Escape & Avoidance Behavior 

First what is positive and negative reinforcement ?
  • Positive reinforcement is defined as the occurrence of a behavior followed by the addition of a stimulus or the increase of a stimulus which results in a strengthening of the behavior.
  • Negative reinforcement in contrast is defined as the occurrence of a behavior followed by the removal of a stimulus or a decrease in the intensity of a stimulus which results in the strengthening of the behavior


When we define negative reinforcement we have to distinguish between escape and avoidance behavior.  In escape behavior the occurrence of the behavior terminates the aversive stimulus. In other words the dog escapes the stimulus by doing another behavior and that behavior is then strengthened. In avoidance behavior, the occurrence of the behavior prevents the presentation of an aversive stimulus. In other words, the dog avoids the aversive stimulus by doing another behavior.

Both escape and avoidance are types of negative reinforcement, both result in an increase of the behavior that terminated or avoided the aversive stimulus. Both create emotional responses that say, phew, thank god that is over . 

Let’s look at an example of escape and avoidance training using a shock collar 

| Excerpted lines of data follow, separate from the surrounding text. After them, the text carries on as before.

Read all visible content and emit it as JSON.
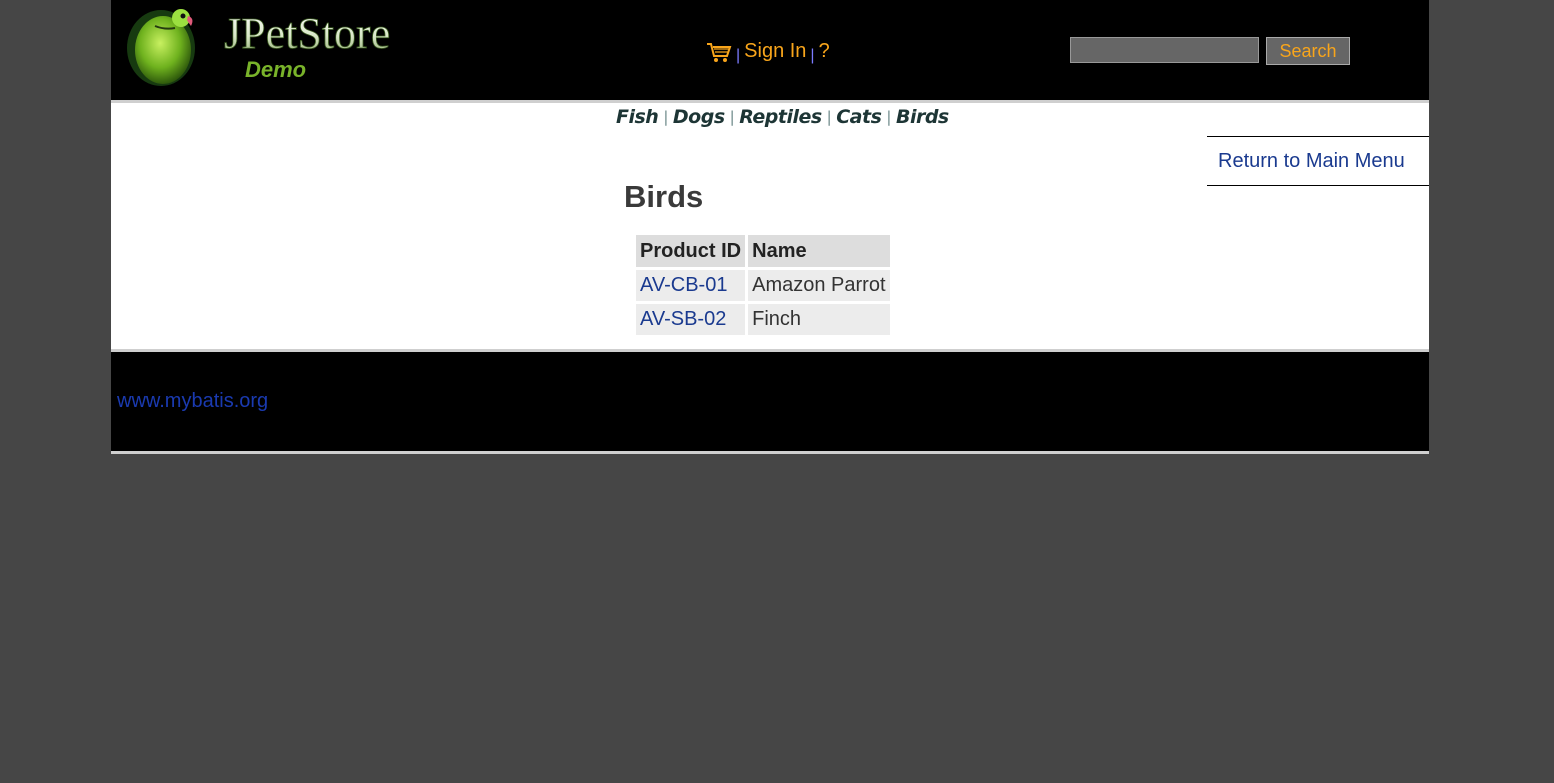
{
  "header": {
    "logo_text": "JPetStore",
    "logo_subtext": "Demo",
    "sign_in_label": "Sign In",
    "help_label": "?",
    "search_placeholder": "",
    "search_button_label": "Search"
  },
  "quick_links": [
    {
      "label": "Fish"
    },
    {
      "label": "Dogs"
    },
    {
      "label": "Reptiles"
    },
    {
      "label": "Cats"
    },
    {
      "label": "Birds"
    }
  ],
  "back_link_label": "Return to Main Menu",
  "page_title": "Birds",
  "table": {
    "columns": [
      "Product ID",
      "Name"
    ],
    "rows": [
      {
        "product_id": "AV-CB-01",
        "name": "Amazon Parrot"
      },
      {
        "product_id": "AV-SB-02",
        "name": "Finch"
      }
    ]
  },
  "footer": {
    "link_label": "www.mybatis.org"
  },
  "colors": {
    "page_background": "#464646",
    "header_background": "#000000",
    "menu_link": "#f8a51b",
    "link": "#1a3a8f"
  }
}
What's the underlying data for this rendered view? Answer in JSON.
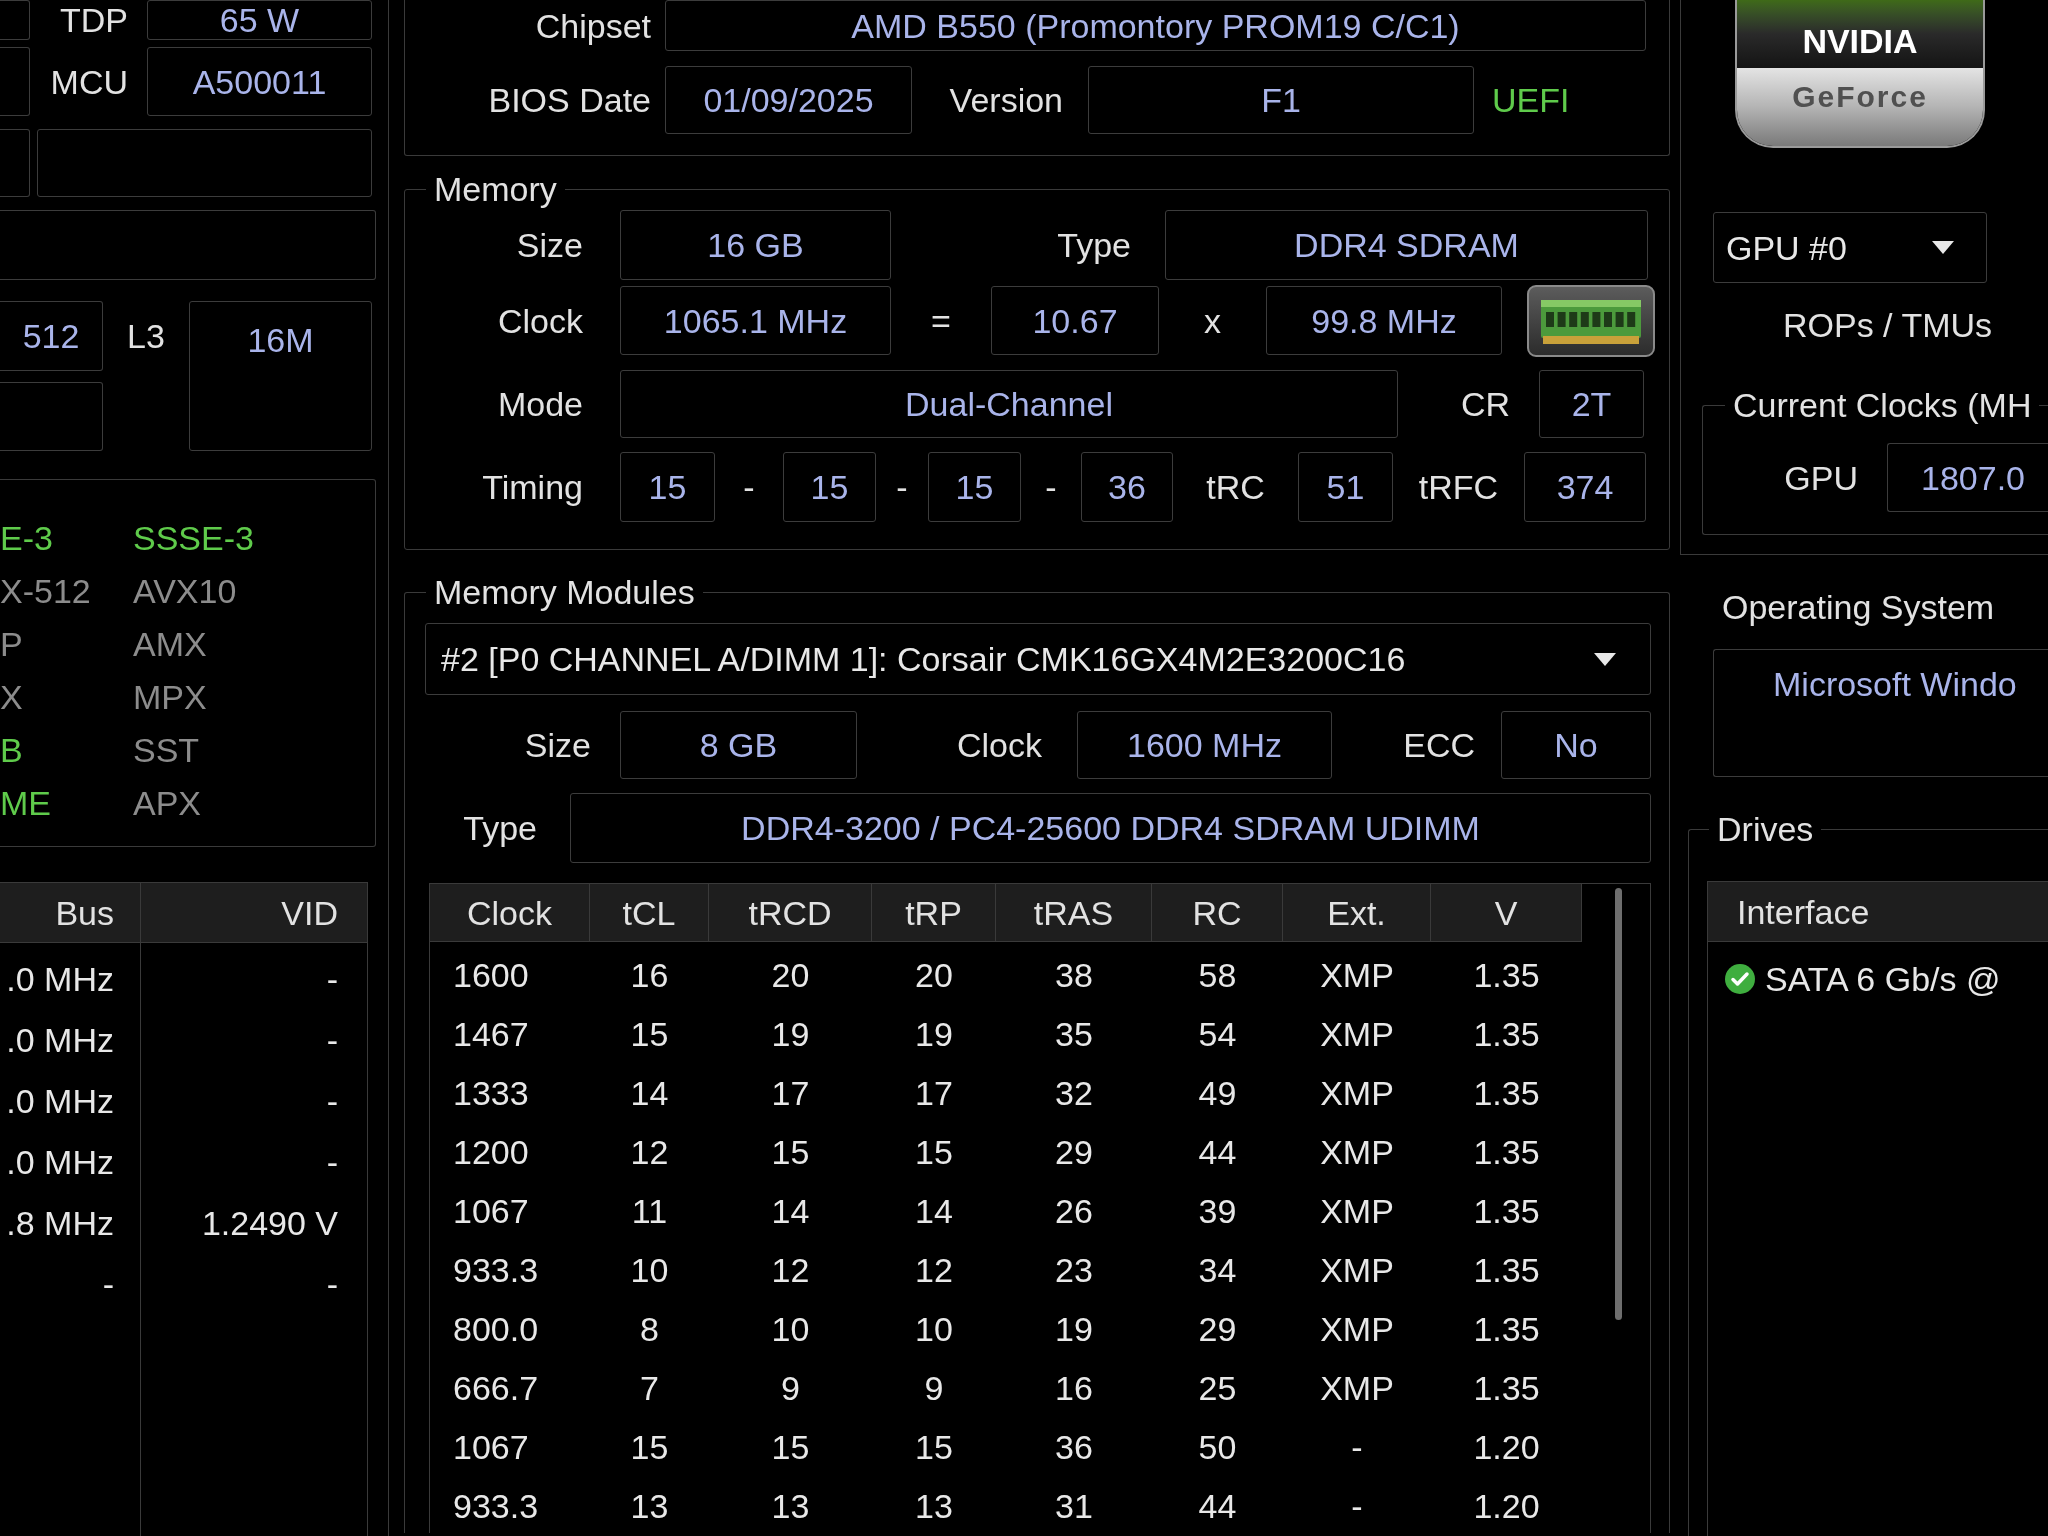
{
  "cpu": {
    "rows": [
      {
        "label": "TDP",
        "value": "65 W"
      },
      {
        "label": "MCU",
        "value": "A500011"
      }
    ],
    "cache": {
      "l2": "512",
      "l3_label": "L3",
      "l3": "16M"
    },
    "features": [
      {
        "name": "E-3",
        "supported": true
      },
      {
        "name": "SSSE-3",
        "supported": true
      },
      {
        "name": "X-512",
        "supported": false
      },
      {
        "name": "AVX10",
        "supported": false
      },
      {
        "name": "P",
        "supported": false
      },
      {
        "name": "AMX",
        "supported": false
      },
      {
        "name": "X",
        "supported": false
      },
      {
        "name": "MPX",
        "supported": false
      },
      {
        "name": "B",
        "supported": true
      },
      {
        "name": "SST",
        "supported": false
      },
      {
        "name": "ME",
        "supported": true
      },
      {
        "name": "APX",
        "supported": false
      }
    ],
    "clocks_table": {
      "columns": [
        "Bus",
        "VID"
      ],
      "rows": [
        [
          ".0 MHz",
          "-"
        ],
        [
          ".0 MHz",
          "-"
        ],
        [
          ".0 MHz",
          "-"
        ],
        [
          ".0 MHz",
          "-"
        ],
        [
          ".8 MHz",
          "1.2490 V"
        ],
        [
          "-",
          "-"
        ]
      ]
    }
  },
  "motherboard": {
    "chipset_label": "Chipset",
    "chipset": "AMD B550 (Promontory PROM19 C/C1)",
    "bios_date_label": "BIOS Date",
    "bios_date": "01/09/2025",
    "version_label": "Version",
    "version": "F1",
    "firmware": "UEFI"
  },
  "memory": {
    "title": "Memory",
    "size_label": "Size",
    "size": "16 GB",
    "type_label": "Type",
    "type": "DDR4 SDRAM",
    "clock_label": "Clock",
    "clock": "1065.1 MHz",
    "equals": "=",
    "multiplier": "10.67",
    "times": "x",
    "base_clock": "99.8 MHz",
    "mode_label": "Mode",
    "mode": "Dual-Channel",
    "cr_label": "CR",
    "cr": "2T",
    "timing_label": "Timing",
    "timings": [
      "15",
      "15",
      "15",
      "36"
    ],
    "timing_separators": [
      "-",
      "-",
      "-"
    ],
    "trc_label": "tRC",
    "trc": "51",
    "trfc_label": "tRFC",
    "trfc": "374"
  },
  "memory_modules": {
    "title": "Memory Modules",
    "selected_module": "#2 [P0 CHANNEL A/DIMM 1]: Corsair CMK16GX4M2E3200C16",
    "size_label": "Size",
    "size": "8 GB",
    "clock_label": "Clock",
    "clock": "1600 MHz",
    "ecc_label": "ECC",
    "ecc": "No",
    "type_label": "Type",
    "type": "DDR4-3200 / PC4-25600 DDR4 SDRAM UDIMM",
    "timings_table": {
      "columns": [
        "Clock",
        "tCL",
        "tRCD",
        "tRP",
        "tRAS",
        "RC",
        "Ext.",
        "V"
      ],
      "rows": [
        [
          "1600",
          "16",
          "20",
          "20",
          "38",
          "58",
          "XMP",
          "1.35"
        ],
        [
          "1467",
          "15",
          "19",
          "19",
          "35",
          "54",
          "XMP",
          "1.35"
        ],
        [
          "1333",
          "14",
          "17",
          "17",
          "32",
          "49",
          "XMP",
          "1.35"
        ],
        [
          "1200",
          "12",
          "15",
          "15",
          "29",
          "44",
          "XMP",
          "1.35"
        ],
        [
          "1067",
          "11",
          "14",
          "14",
          "26",
          "39",
          "XMP",
          "1.35"
        ],
        [
          "933.3",
          "10",
          "12",
          "12",
          "23",
          "34",
          "XMP",
          "1.35"
        ],
        [
          "800.0",
          "8",
          "10",
          "10",
          "19",
          "29",
          "XMP",
          "1.35"
        ],
        [
          "666.7",
          "7",
          "9",
          "9",
          "16",
          "25",
          "XMP",
          "1.35"
        ],
        [
          "1067",
          "15",
          "15",
          "15",
          "36",
          "50",
          "-",
          "1.20"
        ],
        [
          "933.3",
          "13",
          "13",
          "13",
          "31",
          "44",
          "-",
          "1.20"
        ]
      ]
    }
  },
  "gpu": {
    "logo": {
      "brand": "NVIDIA",
      "product": "GeForce"
    },
    "selector": "GPU #0",
    "rops_tmus_label": "ROPs / TMUs",
    "current_clocks": {
      "title": "Current Clocks (MH",
      "gpu_label": "GPU",
      "gpu_clock": "1807.0"
    }
  },
  "operating_system": {
    "title": "Operating System",
    "value": "Microsoft Windo"
  },
  "drives": {
    "title": "Drives",
    "columns": [
      "Interface"
    ],
    "rows": [
      {
        "interface": "SATA 6 Gb/s @",
        "ok": true
      }
    ]
  }
}
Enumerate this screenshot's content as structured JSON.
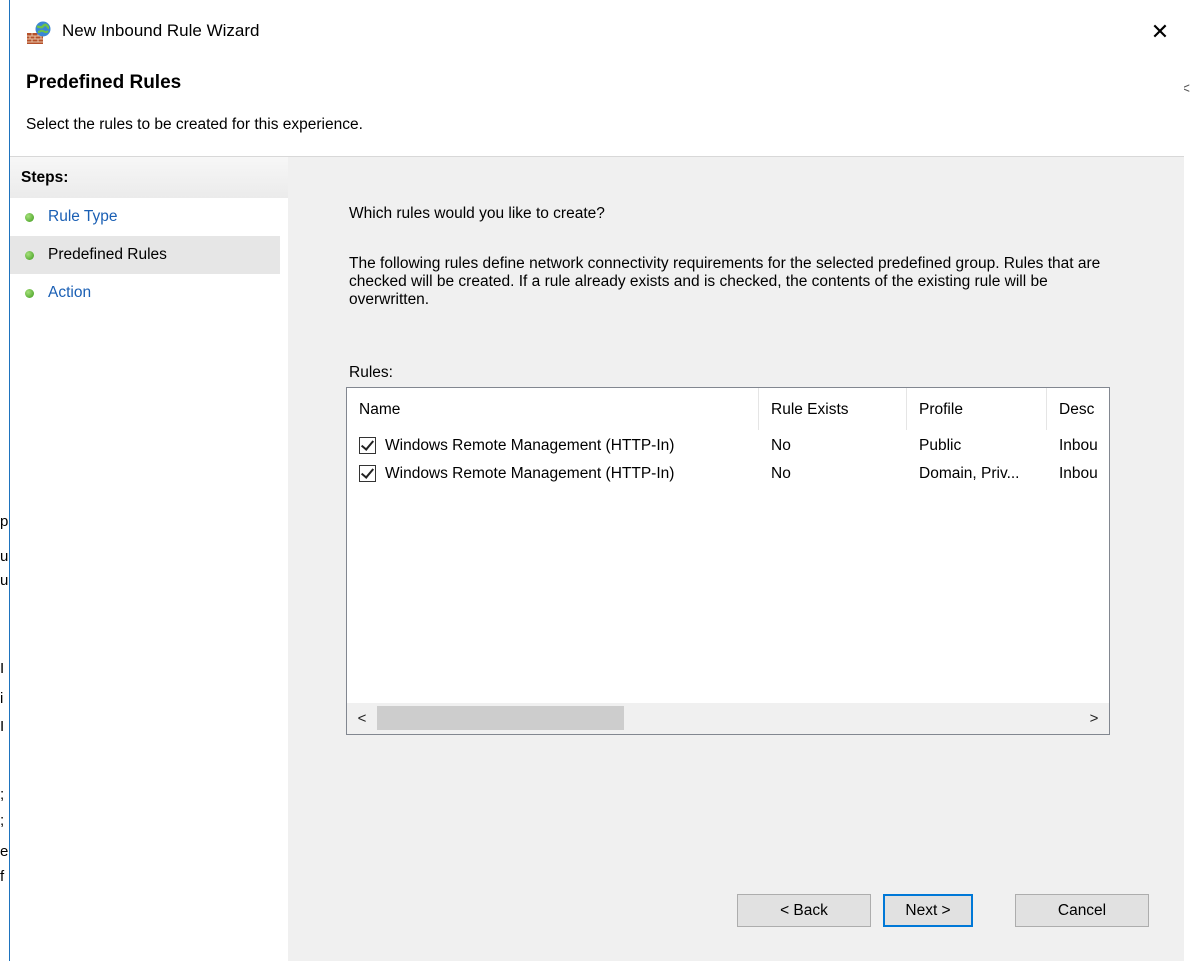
{
  "window": {
    "title": "New Inbound Rule Wizard",
    "close_glyph": "✕"
  },
  "header": {
    "title": "Predefined Rules",
    "subtitle": "Select the rules to be created for this experience."
  },
  "steps": {
    "heading": "Steps:",
    "items": [
      {
        "label": "Rule Type"
      },
      {
        "label": "Predefined Rules"
      },
      {
        "label": "Action"
      }
    ]
  },
  "main": {
    "question": "Which rules would you like to create?",
    "description": "The following rules define network connectivity requirements for the selected predefined group. Rules that are checked will be created. If a rule already exists and is checked, the contents of the existing rule will be overwritten.",
    "rules_label": "Rules:",
    "columns": [
      "Name",
      "Rule Exists",
      "Profile",
      "Desc"
    ],
    "rows": [
      {
        "checked": true,
        "name": "Windows Remote Management (HTTP-In)",
        "exists": "No",
        "profile": "Public",
        "desc": "Inbou"
      },
      {
        "checked": true,
        "name": "Windows Remote Management (HTTP-In)",
        "exists": "No",
        "profile": "Domain, Priv...",
        "desc": "Inbou"
      }
    ],
    "scroll_left": "<",
    "scroll_right": ">"
  },
  "buttons": {
    "back": "< Back",
    "next": "Next >",
    "cancel": "Cancel"
  },
  "background_fragments": {
    "left": [
      "p",
      "u",
      "u",
      "I",
      "i",
      "I",
      ";",
      ";",
      "e",
      "f"
    ],
    "right": [
      "<"
    ]
  },
  "colors": {
    "link": "#1a5fb4",
    "accent": "#0078d7",
    "content_bg": "#f0f0f0"
  }
}
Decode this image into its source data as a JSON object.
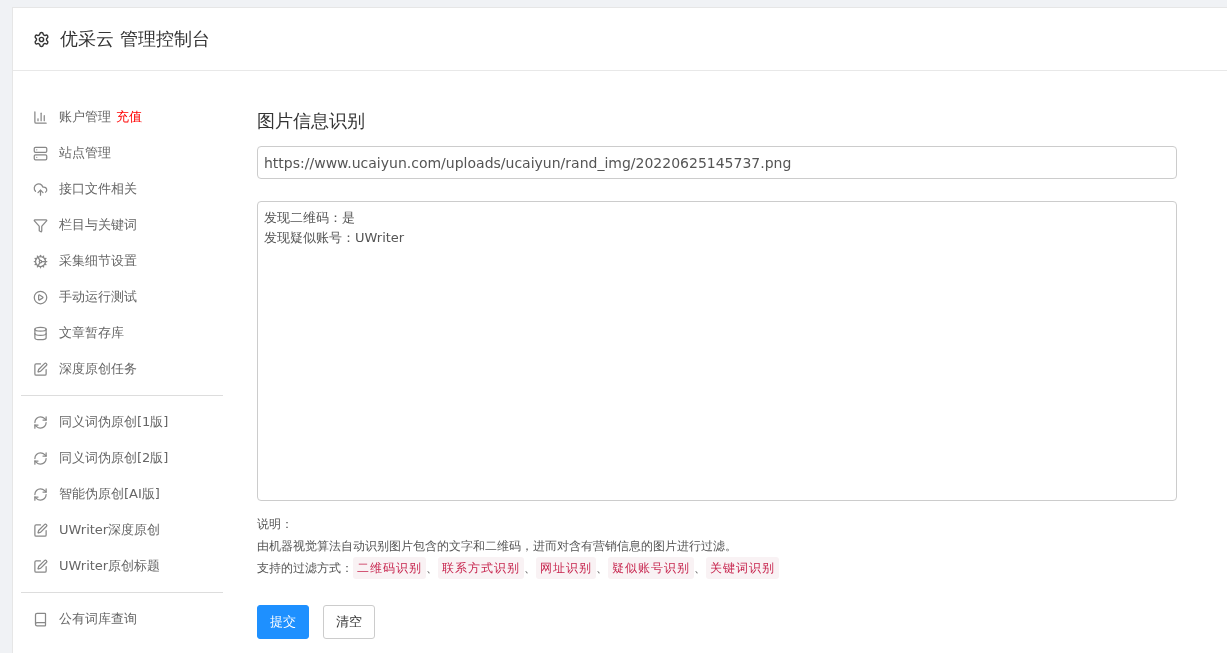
{
  "header": {
    "title": "优采云 管理控制台"
  },
  "sidebar": {
    "groups": [
      {
        "items": [
          {
            "label": "账户管理",
            "badge": "充值"
          },
          {
            "label": "站点管理"
          },
          {
            "label": "接口文件相关"
          },
          {
            "label": "栏目与关键词"
          },
          {
            "label": "采集细节设置"
          },
          {
            "label": "手动运行测试"
          },
          {
            "label": "文章暂存库"
          },
          {
            "label": "深度原创任务"
          }
        ]
      },
      {
        "items": [
          {
            "label": "同义词伪原创[1版]"
          },
          {
            "label": "同义词伪原创[2版]"
          },
          {
            "label": "智能伪原创[AI版]"
          },
          {
            "label": "UWriter深度原创"
          },
          {
            "label": "UWriter原创标题"
          }
        ]
      },
      {
        "items": [
          {
            "label": "公有词库查询"
          }
        ]
      }
    ]
  },
  "main": {
    "title": "图片信息识别",
    "url_field": {
      "value": "https://www.ucaiyun.com/uploads/ucaiyun/rand_img/20220625145737.png"
    },
    "result": {
      "lines": [
        "发现二维码：是",
        "发现疑似账号：UWriter"
      ]
    },
    "note": {
      "heading": "说明：",
      "text": "由机器视觉算法自动识别图片包含的文字和二维码，进而对含有营销信息的图片进行过滤。",
      "methods_label": "支持的过滤方式：",
      "separator": "、",
      "methods": [
        "二维码识别",
        "联系方式识别",
        "网址识别",
        "疑似账号识别",
        "关键词识别"
      ]
    },
    "buttons": [
      {
        "label": "提交",
        "kind": "primary"
      },
      {
        "label": "清空",
        "kind": "default"
      }
    ]
  }
}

The dog would be running away from the owner and the owner applies the shock stimulus while shouting "come". The dog  stops or begins moving back to the owner. When the dog does this the owner stops the shock.  The dog learns that by running back towards the owner the pain can be removed, the shock is removed.  The dog learns to escape the shock by doing something else thus removing the pain of the shock.  (note that for the dog to escape a scary stimulus so the behavior can be negatively reinforced a positive punisher has to be put in place - the application of shock)


In the avoidance situation a dog would learn how to avoid the painful or scary stimulus. With a shock containment system the dog learns that when it hears the warning beep to stop moving forward towards the boundary.

The difference between escape and avoidance learning is that the conditioned stimulus is given before the presentation of an aversive stimulus. For example, the beep on the boundary system before the shock. The dog has learnt due to its conditioning history that the beep predicts pain if the current behavior continues.